The Russians in particular are raising this point, but others will echo them. Even the British are embarrassed at this crude display of anti-UN prejudice from the Pentagon, since they are well aware that UN weapons inspector Hans Blix’s global credibility will be needed to guard against the immediate accusations of “plant” that would follow any coalition discovery of weapons of mass destruction.

Currently, the Oil for Food Program is entirely responsible for feeding 60% of Iraqis, and another 30% benefit from it in some measure. The resolution would terminate the program by October. Looking at the occupation’s failures so far, it does not take a curmudgeon to doubt the “Authority’s” ability to fill the gap.

There is also a provision for 5% of oil revenues to be devoted to reparations for the last Gulf War, most of which will go to Kuwait. The reparations have all the markings of a slow fuse for future conflict between Iraq and Kuwait, not least since Iranians are also beginning to wonder where their reparations are for the war that Iraq waged on them earlier–and which we know was aggression because not only the UN said so, but so did George W. Bush when he spoke to the UN General Assembly last year.

Occupation is Shaping International Law

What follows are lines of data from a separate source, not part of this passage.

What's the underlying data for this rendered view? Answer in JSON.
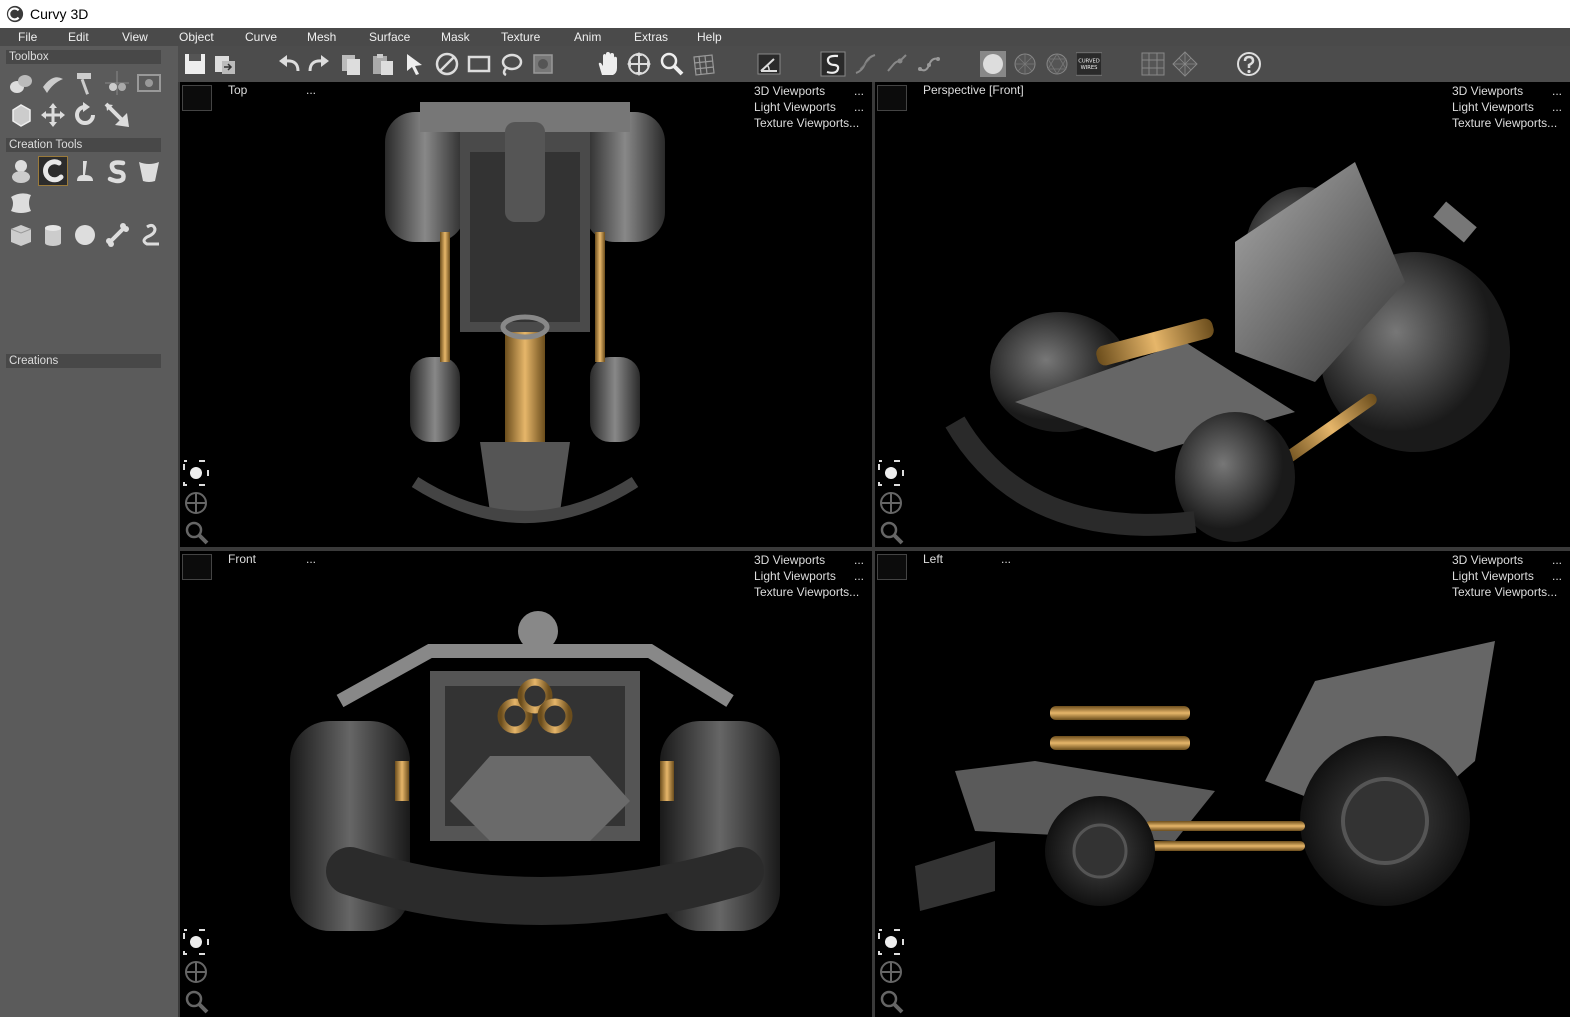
{
  "app": {
    "title": "Curvy 3D"
  },
  "menu": [
    "File",
    "Edit",
    "View",
    "Object",
    "Curve",
    "Mesh",
    "Surface",
    "Mask",
    "Texture",
    "Anim",
    "Extras",
    "Help"
  ],
  "sidebar": {
    "toolbox_label": "Toolbox",
    "creation_tools_label": "Creation Tools",
    "creations_label": "Creations"
  },
  "toolbar": {
    "curved_wires_label": "CURVED\nWIRES"
  },
  "viewport_menu": {
    "item1": "3D Viewports",
    "item2": "Light Viewports",
    "item3": "Texture Viewports...",
    "more": "..."
  },
  "viewports": [
    {
      "name": "Top",
      "more": "..."
    },
    {
      "name": "Perspective [Front]",
      "more": ""
    },
    {
      "name": "Front",
      "more": "..."
    },
    {
      "name": "Left",
      "more": "..."
    }
  ],
  "colors": {
    "accent": "#c89a4a",
    "panel": "#5b5b5b",
    "viewport_bg": "#000000"
  }
}
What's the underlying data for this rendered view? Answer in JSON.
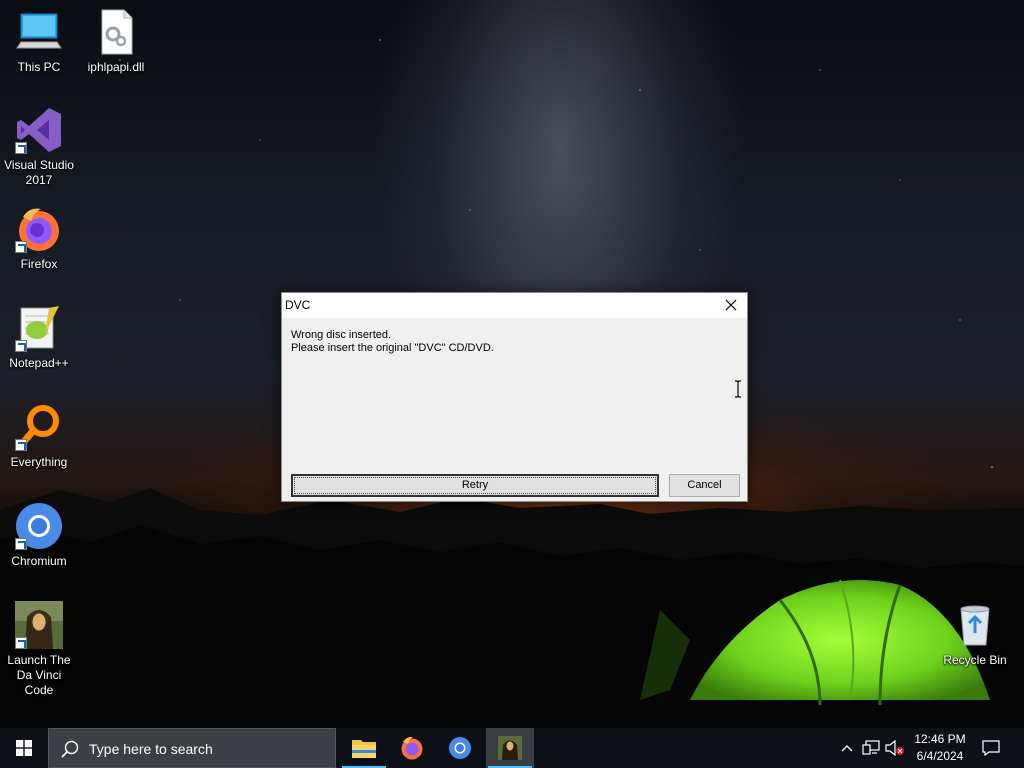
{
  "desktop": {
    "icons": [
      {
        "label": "This PC"
      },
      {
        "label": "iphlpapi.dll"
      },
      {
        "label": "Visual Studio 2017"
      },
      {
        "label": "Firefox"
      },
      {
        "label": "Notepad++"
      },
      {
        "label": "Everything"
      },
      {
        "label": "Chromium"
      },
      {
        "label": "Launch The Da Vinci Code"
      },
      {
        "label": "Recycle Bin"
      }
    ]
  },
  "dialog": {
    "title": "DVC",
    "message_line1": "Wrong disc inserted.",
    "message_line2": "Please insert the original \"DVC\" CD/DVD.",
    "retry_label": "Retry",
    "cancel_label": "Cancel"
  },
  "taskbar": {
    "search_placeholder": "Type here to search",
    "apps": [
      {
        "icon": "file-explorer-icon"
      },
      {
        "icon": "firefox-icon"
      },
      {
        "icon": "chromium-icon"
      },
      {
        "icon": "da-vinci-code-icon"
      }
    ],
    "clock_time": "12:46 PM",
    "clock_date": "6/4/2024"
  },
  "colors": {
    "accent": "#4cc2ff",
    "taskbar": "#0d1117",
    "dialog_bg": "#f0f0f0"
  }
}
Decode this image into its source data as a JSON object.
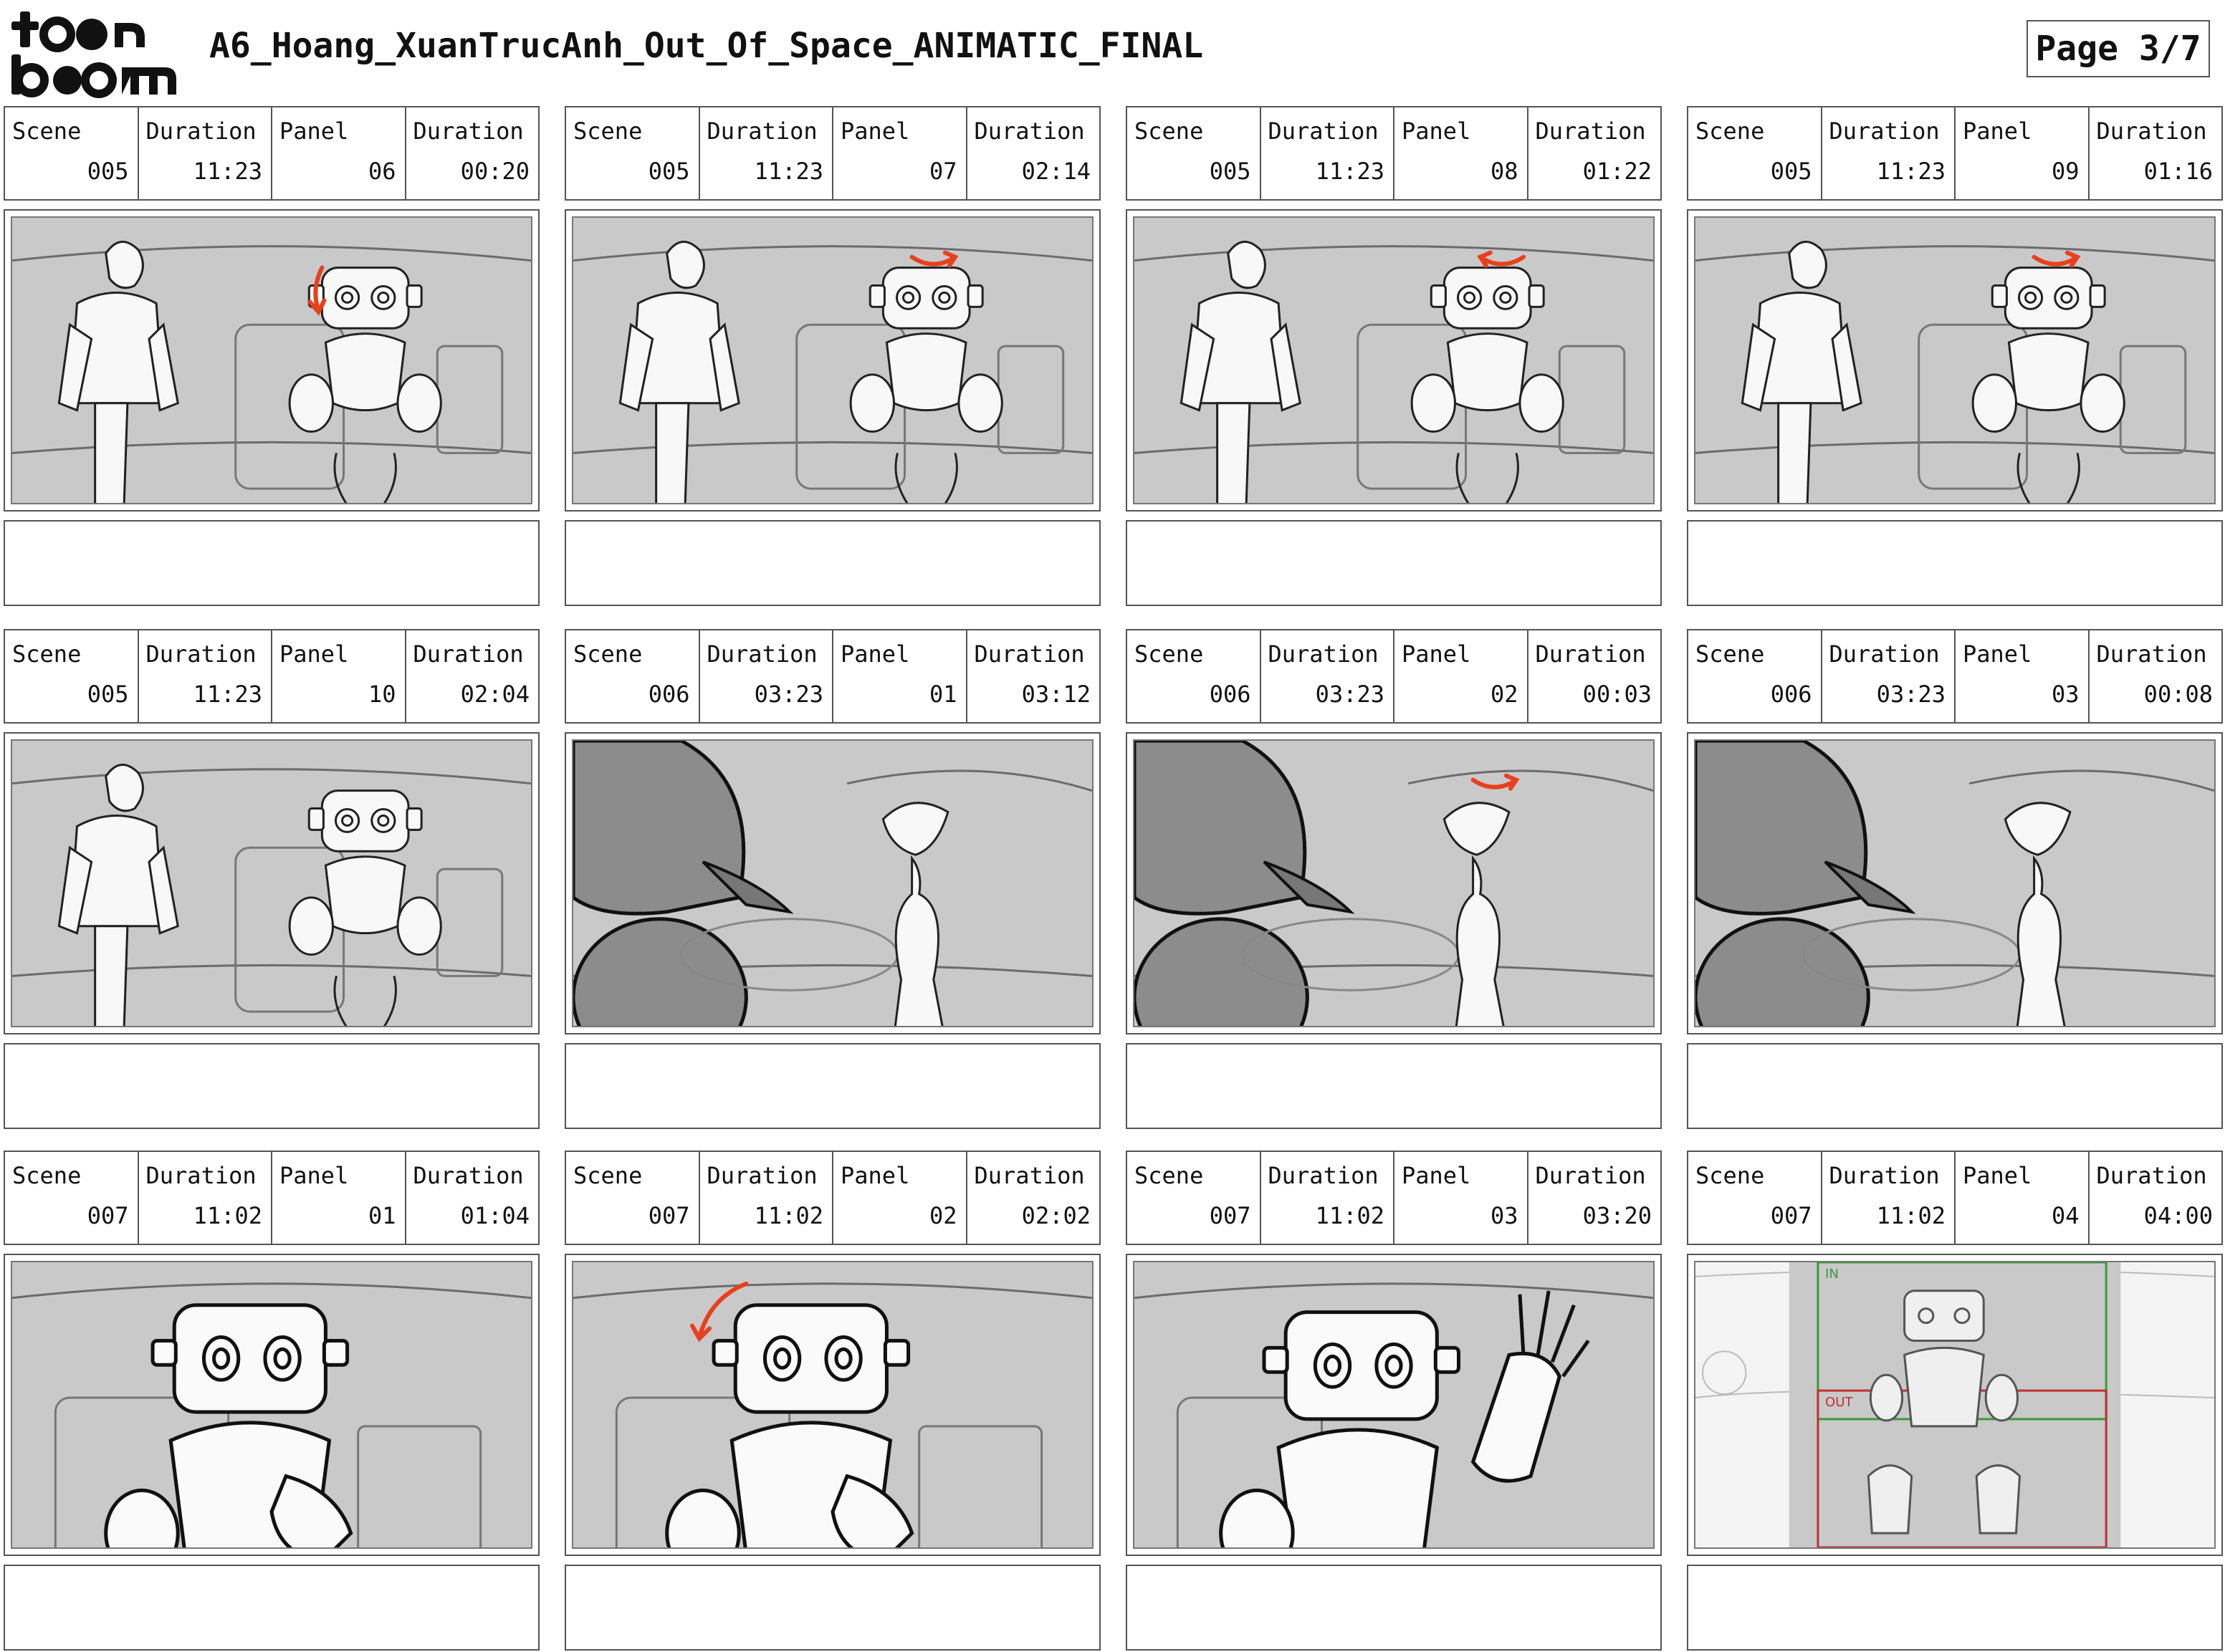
{
  "header": {
    "logo_top": "to●n",
    "logo_bottom": "b●●m",
    "title": "A6_Hoang_XuanTrucAnh_Out_Of_Space_ANIMATIC_FINAL",
    "page": "Page 3/7"
  },
  "labels": {
    "scene": "Scene",
    "duration": "Duration",
    "panel": "Panel"
  },
  "panels": [
    {
      "scene": "005",
      "scene_duration": "11:23",
      "panel": "06",
      "panel_duration": "00:20",
      "art": "man-robot",
      "arrow": "down"
    },
    {
      "scene": "005",
      "scene_duration": "11:23",
      "panel": "07",
      "panel_duration": "02:14",
      "art": "man-robot",
      "arrow": "right"
    },
    {
      "scene": "005",
      "scene_duration": "11:23",
      "panel": "08",
      "panel_duration": "01:22",
      "art": "man-robot",
      "arrow": "left"
    },
    {
      "scene": "005",
      "scene_duration": "11:23",
      "panel": "09",
      "panel_duration": "01:16",
      "art": "man-robot",
      "arrow": "right"
    },
    {
      "scene": "005",
      "scene_duration": "11:23",
      "panel": "10",
      "panel_duration": "02:04",
      "art": "man-robot",
      "arrow": "none"
    },
    {
      "scene": "006",
      "scene_duration": "03:23",
      "panel": "01",
      "panel_duration": "03:12",
      "art": "alien",
      "arrow": "none"
    },
    {
      "scene": "006",
      "scene_duration": "03:23",
      "panel": "02",
      "panel_duration": "00:03",
      "art": "alien",
      "arrow": "right"
    },
    {
      "scene": "006",
      "scene_duration": "03:23",
      "panel": "03",
      "panel_duration": "00:08",
      "art": "alien",
      "arrow": "none"
    },
    {
      "scene": "007",
      "scene_duration": "11:02",
      "panel": "01",
      "panel_duration": "01:04",
      "art": "robot-close",
      "arrow": "none"
    },
    {
      "scene": "007",
      "scene_duration": "11:02",
      "panel": "02",
      "panel_duration": "02:02",
      "art": "robot-close",
      "arrow": "curve-left"
    },
    {
      "scene": "007",
      "scene_duration": "11:02",
      "panel": "03",
      "panel_duration": "03:20",
      "art": "robot-wave",
      "arrow": "none"
    },
    {
      "scene": "007",
      "scene_duration": "11:02",
      "panel": "04",
      "panel_duration": "04:00",
      "art": "camera-move",
      "arrow": "none",
      "frame_in": "IN",
      "frame_out": "OUT"
    }
  ],
  "colors": {
    "arrow": "#e8401c",
    "panel_bg": "#c9c9c9",
    "frame_in": "#3a9a3a",
    "frame_out": "#c03030"
  }
}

Overall, the resolution does not try to bring the Iraqi occupation into line with international law: It attempts to reshape international law to fit the occupation. The draft resolution is predicated on its acceptance by the beginning of June, when the Oil for Food mandate needs renewal. That gives a fairly short time for the long and intricate negotiations that will be necessary–between the Pentagon and the State Department, let alone between the rest of the Security Council and the U.S./UK.

The “opposition” on the Security Council, not to mention the UN secretariat, has to walk through a minefield. No one wants the Iraqi people to suffer, and they will want to encourage Colin Powell in the internecine battles in the White House. So they have to concede more than they would like, while not abandoning their main lever of power–access to the oil revenues, and while trying to patch the tear in the global order and the UN Charter that the invasion represented.

So far, they seem to be approaching it with some tact and delicacy: but one hopes that they do not overdo it, for the sake of the global order and the Charter, that they are indeed tough enough to get a significant UN role in legitimating a new Iraqi regime–as indeed many Iraqis want. No Iraqi leader wants to go to the first polls as an American Quisling.